Collu is prepared to lead a provincial discussion on regularizing exclusivity agreements as a best practice, similar to those Realtor agreements that bind home sellers and buyers to their real estate agents for a contracted period of time.
Still, even well-intentioned client may balk at having to sign exclusivity agreements, says industry trainer Greg Williamson, initially sceptical about the efficacy of nationwide or even provincial adoption.
“I think what might happen is that the more experienced brokers and agents will be able to sell the concept to clients, but more inexperienced mortgage professionals may scare them off,” he says.
That could be averted, argues another broker, suggesting lenders like Bozic take the lead, by putting “teeth in their commitment letters.”
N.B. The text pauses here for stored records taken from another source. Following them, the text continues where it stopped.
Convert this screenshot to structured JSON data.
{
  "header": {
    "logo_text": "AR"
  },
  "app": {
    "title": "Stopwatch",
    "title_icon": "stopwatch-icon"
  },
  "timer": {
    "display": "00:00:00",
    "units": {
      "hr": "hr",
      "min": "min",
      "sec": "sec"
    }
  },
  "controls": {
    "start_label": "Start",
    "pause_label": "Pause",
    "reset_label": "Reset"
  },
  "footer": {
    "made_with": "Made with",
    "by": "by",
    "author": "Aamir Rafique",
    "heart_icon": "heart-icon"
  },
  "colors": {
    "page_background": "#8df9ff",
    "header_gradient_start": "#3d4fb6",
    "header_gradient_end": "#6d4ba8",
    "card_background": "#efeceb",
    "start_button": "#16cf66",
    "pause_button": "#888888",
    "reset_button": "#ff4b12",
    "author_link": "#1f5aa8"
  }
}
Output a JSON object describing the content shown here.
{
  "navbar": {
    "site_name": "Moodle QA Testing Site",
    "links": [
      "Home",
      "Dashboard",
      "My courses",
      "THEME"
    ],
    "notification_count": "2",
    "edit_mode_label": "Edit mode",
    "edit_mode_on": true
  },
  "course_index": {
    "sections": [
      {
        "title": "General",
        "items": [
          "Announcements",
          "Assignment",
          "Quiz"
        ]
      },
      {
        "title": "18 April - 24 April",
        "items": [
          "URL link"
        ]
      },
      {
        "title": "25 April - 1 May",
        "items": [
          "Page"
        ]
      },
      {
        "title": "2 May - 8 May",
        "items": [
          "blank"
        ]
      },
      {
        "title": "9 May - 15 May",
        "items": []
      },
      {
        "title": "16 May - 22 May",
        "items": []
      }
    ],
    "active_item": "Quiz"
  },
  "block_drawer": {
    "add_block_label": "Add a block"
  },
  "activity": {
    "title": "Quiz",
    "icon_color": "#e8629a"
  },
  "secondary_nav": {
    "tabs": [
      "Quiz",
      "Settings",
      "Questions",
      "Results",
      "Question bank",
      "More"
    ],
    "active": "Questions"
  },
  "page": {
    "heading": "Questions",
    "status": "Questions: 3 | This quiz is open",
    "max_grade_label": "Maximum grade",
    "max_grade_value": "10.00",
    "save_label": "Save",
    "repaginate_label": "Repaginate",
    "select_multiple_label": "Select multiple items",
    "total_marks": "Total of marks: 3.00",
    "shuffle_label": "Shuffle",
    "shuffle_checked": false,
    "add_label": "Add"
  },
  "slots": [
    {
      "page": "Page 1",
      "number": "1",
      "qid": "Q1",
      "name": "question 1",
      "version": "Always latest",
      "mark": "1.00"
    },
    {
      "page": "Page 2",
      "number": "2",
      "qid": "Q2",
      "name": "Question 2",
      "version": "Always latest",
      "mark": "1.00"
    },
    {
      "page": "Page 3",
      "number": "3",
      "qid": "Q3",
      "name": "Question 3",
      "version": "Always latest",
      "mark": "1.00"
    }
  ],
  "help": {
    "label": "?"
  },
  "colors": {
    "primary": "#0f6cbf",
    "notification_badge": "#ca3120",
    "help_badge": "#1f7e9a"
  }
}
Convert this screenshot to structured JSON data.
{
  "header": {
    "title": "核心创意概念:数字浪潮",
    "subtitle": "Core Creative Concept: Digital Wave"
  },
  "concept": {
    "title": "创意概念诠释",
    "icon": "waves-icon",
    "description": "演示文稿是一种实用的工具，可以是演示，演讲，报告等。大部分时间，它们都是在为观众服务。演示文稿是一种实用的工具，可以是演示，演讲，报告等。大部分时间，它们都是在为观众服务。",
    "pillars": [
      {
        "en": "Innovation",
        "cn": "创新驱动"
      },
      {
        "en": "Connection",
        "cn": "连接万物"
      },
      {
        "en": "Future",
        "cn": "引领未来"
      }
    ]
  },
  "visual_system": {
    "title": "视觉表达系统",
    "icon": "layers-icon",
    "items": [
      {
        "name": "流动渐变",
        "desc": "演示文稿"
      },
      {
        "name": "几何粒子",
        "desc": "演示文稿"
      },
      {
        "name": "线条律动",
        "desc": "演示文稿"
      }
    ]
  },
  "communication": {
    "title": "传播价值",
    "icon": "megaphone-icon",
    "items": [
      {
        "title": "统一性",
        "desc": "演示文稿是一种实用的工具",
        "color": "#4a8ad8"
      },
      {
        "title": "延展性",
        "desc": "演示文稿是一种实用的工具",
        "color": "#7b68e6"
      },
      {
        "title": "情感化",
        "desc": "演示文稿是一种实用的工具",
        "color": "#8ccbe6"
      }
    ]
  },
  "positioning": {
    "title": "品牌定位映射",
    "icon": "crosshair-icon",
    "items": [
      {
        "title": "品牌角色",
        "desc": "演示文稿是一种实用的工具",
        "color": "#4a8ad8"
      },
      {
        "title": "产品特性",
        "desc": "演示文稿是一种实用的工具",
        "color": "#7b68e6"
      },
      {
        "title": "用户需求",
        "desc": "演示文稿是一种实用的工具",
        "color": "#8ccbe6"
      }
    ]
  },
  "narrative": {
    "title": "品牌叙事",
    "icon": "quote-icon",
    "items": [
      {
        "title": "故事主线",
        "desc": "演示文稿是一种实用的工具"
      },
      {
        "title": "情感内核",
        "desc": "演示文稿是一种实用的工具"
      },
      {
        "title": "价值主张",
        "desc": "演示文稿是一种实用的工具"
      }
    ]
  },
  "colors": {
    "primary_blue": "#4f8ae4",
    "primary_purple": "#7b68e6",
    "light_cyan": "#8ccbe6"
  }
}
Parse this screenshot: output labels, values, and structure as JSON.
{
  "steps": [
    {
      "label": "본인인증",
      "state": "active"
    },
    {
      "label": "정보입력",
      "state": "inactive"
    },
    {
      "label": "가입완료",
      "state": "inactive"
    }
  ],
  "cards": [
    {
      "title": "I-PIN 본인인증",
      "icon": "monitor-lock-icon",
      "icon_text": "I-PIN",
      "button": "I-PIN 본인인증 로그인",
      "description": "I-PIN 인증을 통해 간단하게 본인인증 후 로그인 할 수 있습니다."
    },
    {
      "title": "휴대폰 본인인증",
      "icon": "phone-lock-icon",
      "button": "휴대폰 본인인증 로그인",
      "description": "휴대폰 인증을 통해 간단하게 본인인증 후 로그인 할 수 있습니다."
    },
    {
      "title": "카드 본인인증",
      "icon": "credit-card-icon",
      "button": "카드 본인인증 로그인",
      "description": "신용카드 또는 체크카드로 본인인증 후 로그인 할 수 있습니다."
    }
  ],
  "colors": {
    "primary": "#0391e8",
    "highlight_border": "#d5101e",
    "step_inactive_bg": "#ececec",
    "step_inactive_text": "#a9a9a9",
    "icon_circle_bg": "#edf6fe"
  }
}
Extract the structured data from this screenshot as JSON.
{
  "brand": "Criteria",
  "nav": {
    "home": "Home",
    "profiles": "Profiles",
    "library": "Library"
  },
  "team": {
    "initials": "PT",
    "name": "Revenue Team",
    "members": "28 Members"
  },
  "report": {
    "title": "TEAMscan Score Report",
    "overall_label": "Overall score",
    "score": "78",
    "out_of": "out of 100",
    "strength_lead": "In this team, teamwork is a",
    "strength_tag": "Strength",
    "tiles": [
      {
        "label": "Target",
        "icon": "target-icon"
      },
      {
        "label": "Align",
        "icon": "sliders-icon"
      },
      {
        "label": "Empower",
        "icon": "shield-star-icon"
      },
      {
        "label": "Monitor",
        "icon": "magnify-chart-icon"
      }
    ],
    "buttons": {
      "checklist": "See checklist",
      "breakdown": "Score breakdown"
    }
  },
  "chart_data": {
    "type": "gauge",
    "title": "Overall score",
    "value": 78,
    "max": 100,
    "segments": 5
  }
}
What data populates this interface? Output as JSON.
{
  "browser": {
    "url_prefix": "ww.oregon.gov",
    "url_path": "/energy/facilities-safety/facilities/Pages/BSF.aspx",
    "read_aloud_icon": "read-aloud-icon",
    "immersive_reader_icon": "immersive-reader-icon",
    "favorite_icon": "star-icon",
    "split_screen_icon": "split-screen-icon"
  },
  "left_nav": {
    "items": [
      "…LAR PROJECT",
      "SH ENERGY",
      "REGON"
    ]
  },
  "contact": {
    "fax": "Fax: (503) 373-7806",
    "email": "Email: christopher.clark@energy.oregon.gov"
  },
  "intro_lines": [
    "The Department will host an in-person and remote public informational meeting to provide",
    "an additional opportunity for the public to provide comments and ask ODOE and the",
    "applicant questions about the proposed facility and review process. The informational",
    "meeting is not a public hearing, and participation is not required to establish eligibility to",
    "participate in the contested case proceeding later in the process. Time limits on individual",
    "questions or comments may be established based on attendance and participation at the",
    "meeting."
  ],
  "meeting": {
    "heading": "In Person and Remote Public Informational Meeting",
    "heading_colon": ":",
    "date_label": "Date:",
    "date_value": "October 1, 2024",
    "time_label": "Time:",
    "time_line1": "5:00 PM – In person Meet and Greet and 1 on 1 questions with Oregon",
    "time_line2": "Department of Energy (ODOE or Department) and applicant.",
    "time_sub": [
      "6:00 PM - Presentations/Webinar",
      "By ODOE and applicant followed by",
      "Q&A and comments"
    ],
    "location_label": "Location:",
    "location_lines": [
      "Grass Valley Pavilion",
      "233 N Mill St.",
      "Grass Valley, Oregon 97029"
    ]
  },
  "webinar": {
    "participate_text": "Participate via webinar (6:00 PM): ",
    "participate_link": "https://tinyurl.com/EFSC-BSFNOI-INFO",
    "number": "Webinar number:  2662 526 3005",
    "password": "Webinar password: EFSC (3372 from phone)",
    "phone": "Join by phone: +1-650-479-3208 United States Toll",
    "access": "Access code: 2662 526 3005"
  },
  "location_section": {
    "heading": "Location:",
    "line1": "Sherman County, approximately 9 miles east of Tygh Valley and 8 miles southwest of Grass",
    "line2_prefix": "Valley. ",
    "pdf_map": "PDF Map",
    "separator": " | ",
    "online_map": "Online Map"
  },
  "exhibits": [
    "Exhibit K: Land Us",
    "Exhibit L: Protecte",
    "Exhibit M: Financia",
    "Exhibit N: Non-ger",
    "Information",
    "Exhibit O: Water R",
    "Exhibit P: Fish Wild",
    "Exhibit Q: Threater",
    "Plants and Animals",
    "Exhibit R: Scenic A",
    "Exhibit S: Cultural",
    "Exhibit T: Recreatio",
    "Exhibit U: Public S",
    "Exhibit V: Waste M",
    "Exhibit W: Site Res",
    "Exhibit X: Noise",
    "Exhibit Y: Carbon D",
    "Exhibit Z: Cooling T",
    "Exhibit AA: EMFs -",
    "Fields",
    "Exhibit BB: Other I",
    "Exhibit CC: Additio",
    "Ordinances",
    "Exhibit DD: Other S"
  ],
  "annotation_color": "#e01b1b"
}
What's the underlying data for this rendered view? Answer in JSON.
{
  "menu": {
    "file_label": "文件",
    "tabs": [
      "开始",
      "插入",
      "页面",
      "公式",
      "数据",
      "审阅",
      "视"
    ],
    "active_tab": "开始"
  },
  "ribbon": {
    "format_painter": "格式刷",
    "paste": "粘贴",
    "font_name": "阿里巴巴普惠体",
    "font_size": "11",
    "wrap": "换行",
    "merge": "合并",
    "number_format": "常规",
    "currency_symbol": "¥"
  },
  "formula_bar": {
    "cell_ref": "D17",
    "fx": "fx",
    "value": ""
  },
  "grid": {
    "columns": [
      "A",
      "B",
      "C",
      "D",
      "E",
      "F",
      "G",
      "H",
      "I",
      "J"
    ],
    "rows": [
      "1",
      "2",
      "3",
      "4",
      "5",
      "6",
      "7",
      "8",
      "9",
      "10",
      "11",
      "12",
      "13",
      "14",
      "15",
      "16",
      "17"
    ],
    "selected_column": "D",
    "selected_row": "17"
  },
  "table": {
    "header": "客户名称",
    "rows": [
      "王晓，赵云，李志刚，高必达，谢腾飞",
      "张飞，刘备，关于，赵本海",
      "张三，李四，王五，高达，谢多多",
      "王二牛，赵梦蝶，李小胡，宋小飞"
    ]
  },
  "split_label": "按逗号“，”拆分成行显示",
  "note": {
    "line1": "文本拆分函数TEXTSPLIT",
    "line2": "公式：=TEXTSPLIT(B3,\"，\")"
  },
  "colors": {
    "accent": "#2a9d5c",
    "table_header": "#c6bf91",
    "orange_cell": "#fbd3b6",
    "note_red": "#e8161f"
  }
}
“I think it’s possible that we could face a challenge by consumer advocacy groups if we, brokers, look to make exclusivity agreements a best practice,” Ad Lakhanpal, a Mortgage Alliance Broker in Oakville, Ont., tells CMP. “Asking clients to sign them upfront is also likely to scare many away. But if the lenders were to readjust their commitment letters to include a penalty clause for clients if they cancel the deal and go to another lender, then that I think would be more effective in protecting brokers and lenders.. It’s also the easiest way to do it.”
In the absence of that tougher commitment protocol, Somerville and his team of agents are still left to grapple with the very real problem of clients who are prepared to use them as a stepping stone on their way to the better bank deal – whether it’s lower than the broker rate or, even, if only a match.
“We’re considering whether to introduce an exclusivity agreement ourselves,” he says, revealing the kind of exasperation so many brokers feel. We’ll see.”